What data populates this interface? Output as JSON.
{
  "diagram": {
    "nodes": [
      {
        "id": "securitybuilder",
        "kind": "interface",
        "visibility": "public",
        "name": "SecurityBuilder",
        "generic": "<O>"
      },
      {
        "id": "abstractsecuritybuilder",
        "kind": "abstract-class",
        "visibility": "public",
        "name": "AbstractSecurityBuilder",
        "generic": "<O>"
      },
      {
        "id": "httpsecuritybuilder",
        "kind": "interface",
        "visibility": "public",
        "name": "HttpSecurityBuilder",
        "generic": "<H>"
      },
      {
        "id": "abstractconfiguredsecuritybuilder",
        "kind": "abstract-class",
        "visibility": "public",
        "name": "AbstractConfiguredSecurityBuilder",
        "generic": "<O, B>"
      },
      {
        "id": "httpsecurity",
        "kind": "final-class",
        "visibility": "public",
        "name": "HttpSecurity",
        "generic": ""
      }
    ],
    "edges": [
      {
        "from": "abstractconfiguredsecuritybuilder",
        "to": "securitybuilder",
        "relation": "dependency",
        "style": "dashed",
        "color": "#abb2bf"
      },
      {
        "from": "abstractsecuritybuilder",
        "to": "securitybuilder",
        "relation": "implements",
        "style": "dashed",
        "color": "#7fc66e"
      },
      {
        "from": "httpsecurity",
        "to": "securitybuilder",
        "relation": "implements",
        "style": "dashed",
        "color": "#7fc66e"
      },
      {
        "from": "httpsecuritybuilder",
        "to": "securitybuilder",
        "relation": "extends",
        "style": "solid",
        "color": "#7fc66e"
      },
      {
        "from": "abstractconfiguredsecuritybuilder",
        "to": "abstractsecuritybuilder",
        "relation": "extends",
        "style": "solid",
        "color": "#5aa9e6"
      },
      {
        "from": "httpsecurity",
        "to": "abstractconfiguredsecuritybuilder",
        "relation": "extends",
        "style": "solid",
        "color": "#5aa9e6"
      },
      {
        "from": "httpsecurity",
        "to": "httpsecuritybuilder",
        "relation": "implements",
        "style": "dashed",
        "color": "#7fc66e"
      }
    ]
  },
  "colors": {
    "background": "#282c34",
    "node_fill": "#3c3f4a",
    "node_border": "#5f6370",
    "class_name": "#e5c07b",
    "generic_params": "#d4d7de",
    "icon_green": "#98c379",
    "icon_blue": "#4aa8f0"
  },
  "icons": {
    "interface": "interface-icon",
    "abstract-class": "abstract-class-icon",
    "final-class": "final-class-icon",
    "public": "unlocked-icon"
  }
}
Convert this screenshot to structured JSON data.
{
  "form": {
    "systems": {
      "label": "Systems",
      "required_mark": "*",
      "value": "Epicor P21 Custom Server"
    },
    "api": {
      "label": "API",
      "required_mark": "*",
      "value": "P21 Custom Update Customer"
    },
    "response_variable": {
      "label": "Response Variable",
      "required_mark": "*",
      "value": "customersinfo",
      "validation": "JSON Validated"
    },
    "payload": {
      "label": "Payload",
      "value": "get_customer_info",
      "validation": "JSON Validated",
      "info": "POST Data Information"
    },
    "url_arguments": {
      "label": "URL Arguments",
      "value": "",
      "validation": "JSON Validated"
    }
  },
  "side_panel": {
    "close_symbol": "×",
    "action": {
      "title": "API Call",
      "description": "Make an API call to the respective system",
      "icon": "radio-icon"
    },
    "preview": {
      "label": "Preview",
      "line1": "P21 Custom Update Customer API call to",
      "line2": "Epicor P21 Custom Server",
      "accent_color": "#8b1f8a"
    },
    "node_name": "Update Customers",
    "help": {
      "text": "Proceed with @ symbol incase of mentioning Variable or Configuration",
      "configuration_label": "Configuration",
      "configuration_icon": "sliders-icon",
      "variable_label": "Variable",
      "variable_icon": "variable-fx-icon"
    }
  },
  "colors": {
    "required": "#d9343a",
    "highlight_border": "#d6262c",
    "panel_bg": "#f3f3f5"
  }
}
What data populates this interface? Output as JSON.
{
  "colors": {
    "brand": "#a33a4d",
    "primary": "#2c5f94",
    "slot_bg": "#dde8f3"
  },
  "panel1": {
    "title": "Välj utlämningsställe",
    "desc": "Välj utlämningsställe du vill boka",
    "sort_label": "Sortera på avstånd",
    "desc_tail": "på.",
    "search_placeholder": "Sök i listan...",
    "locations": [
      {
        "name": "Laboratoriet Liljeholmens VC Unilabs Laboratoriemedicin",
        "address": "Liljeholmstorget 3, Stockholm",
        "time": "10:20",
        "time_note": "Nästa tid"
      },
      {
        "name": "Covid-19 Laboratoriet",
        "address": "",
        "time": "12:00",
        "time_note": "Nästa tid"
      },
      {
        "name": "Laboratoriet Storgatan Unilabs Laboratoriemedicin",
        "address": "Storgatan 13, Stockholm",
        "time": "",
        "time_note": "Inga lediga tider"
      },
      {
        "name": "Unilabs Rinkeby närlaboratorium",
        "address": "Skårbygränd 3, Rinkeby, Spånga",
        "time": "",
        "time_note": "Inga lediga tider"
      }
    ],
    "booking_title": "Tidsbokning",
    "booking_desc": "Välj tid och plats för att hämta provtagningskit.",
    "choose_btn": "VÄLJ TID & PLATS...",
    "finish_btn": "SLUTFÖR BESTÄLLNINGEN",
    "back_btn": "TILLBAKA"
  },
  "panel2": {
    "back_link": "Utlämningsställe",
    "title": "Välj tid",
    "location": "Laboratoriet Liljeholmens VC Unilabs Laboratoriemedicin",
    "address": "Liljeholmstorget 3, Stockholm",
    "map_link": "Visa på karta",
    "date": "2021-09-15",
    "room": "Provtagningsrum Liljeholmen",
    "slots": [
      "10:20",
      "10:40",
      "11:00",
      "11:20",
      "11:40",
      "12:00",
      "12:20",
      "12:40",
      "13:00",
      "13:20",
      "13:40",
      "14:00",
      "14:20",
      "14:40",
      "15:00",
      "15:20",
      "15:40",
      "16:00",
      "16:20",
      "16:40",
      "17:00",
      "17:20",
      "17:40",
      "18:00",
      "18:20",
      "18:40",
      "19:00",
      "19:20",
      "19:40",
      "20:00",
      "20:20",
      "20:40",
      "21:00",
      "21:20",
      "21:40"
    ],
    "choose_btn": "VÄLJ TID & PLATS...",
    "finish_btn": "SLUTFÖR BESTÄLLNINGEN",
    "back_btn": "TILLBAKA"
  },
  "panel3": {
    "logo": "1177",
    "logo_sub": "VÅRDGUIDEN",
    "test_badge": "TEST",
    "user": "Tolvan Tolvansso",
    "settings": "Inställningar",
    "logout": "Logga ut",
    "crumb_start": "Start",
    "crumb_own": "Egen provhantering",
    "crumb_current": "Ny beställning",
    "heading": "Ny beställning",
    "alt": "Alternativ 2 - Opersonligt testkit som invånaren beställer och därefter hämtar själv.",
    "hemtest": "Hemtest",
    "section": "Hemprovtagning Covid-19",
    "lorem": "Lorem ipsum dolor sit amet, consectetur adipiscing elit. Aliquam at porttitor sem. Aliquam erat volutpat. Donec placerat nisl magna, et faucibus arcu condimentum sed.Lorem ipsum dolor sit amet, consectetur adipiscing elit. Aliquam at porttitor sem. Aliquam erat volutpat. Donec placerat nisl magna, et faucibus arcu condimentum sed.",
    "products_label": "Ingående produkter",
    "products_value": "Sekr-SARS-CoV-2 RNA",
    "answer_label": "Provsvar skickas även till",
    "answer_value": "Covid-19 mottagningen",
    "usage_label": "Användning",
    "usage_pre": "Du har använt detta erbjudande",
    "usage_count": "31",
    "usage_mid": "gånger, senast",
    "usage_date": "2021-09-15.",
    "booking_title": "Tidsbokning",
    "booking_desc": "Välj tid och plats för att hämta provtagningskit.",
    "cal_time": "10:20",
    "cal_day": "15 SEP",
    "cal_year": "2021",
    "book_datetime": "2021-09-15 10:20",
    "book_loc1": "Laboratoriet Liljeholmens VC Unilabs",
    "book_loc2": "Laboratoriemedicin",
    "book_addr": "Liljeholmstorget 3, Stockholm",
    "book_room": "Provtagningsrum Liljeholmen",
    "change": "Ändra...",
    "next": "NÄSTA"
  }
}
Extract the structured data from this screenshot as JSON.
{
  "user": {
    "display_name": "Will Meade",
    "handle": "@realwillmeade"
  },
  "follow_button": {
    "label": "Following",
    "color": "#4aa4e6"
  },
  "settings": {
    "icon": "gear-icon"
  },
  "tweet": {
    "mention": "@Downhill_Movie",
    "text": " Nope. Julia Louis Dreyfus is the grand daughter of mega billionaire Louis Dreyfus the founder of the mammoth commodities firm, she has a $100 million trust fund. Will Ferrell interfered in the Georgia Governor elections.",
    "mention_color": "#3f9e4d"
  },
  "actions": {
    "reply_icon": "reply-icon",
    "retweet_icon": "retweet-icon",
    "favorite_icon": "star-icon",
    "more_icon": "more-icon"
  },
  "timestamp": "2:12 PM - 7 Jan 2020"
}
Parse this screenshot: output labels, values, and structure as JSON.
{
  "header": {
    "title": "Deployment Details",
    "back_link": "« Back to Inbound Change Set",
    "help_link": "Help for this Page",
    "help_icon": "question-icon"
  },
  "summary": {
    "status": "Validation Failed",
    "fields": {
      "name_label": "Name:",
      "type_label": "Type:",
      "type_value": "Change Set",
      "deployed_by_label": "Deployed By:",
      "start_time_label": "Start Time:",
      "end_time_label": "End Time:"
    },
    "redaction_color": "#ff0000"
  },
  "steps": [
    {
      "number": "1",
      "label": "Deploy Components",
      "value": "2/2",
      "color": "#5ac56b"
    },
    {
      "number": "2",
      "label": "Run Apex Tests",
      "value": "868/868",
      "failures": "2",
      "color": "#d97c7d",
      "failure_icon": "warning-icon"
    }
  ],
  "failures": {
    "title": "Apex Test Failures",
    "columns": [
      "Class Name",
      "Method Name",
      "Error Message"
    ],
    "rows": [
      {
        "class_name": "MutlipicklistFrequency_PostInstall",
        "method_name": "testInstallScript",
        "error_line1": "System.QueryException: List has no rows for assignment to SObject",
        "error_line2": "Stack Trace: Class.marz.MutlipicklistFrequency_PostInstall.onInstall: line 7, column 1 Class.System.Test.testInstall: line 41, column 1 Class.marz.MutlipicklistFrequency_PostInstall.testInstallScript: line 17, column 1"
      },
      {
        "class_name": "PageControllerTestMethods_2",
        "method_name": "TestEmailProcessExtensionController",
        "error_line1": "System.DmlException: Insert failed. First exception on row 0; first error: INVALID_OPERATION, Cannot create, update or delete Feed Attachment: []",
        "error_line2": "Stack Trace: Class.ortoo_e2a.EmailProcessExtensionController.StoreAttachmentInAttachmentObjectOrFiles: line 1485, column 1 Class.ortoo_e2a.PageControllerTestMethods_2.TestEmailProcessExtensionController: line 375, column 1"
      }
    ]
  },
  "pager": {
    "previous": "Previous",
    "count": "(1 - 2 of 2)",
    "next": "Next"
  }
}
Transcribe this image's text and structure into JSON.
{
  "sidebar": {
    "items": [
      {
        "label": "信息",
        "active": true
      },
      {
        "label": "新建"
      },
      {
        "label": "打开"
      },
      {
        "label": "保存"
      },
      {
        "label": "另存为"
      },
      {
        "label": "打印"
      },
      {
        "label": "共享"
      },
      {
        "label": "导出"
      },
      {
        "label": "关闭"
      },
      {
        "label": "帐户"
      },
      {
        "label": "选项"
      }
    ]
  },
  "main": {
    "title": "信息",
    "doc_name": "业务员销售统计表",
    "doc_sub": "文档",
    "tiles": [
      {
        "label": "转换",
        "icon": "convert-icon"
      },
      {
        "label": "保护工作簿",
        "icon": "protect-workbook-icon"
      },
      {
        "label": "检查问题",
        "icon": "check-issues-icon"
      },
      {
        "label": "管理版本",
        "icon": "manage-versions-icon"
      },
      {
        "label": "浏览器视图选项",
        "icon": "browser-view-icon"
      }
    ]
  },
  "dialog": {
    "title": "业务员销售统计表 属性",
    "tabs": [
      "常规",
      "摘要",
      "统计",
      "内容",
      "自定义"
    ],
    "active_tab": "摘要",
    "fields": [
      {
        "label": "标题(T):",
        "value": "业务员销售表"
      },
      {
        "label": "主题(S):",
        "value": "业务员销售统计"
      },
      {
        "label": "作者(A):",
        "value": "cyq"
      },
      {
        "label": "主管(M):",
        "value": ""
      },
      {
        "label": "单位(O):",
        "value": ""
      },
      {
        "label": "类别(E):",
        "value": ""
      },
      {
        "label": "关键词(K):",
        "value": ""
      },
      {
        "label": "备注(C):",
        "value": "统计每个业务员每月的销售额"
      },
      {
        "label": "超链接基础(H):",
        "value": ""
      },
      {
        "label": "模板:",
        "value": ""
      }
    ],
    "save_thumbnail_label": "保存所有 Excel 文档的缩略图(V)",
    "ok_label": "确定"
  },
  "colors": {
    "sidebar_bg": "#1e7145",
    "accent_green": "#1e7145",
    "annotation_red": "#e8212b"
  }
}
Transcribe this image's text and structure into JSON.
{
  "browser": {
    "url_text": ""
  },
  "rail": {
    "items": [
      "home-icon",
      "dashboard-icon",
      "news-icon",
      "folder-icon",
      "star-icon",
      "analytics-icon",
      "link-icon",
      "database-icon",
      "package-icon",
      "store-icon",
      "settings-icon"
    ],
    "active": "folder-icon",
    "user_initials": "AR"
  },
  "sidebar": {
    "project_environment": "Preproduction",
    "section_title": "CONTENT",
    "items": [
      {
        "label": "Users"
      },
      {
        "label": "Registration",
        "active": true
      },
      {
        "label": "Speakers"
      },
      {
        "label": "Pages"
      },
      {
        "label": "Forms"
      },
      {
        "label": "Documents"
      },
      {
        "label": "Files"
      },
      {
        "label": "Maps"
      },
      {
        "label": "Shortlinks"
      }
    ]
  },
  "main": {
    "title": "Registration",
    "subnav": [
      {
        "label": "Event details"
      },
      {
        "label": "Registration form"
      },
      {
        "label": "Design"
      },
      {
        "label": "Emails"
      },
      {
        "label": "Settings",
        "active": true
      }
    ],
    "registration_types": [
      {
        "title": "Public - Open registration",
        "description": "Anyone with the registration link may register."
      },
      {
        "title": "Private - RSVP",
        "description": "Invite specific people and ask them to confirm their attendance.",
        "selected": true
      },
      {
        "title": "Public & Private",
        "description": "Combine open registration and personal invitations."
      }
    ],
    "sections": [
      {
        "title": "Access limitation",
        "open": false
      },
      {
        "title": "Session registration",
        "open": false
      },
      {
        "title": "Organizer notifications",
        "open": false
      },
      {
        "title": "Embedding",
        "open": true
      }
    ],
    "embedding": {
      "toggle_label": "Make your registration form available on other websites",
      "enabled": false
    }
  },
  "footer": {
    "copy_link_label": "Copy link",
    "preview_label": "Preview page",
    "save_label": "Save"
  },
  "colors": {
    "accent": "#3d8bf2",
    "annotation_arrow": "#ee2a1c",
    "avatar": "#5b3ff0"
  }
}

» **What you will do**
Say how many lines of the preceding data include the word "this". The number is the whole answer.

» **Result below**
8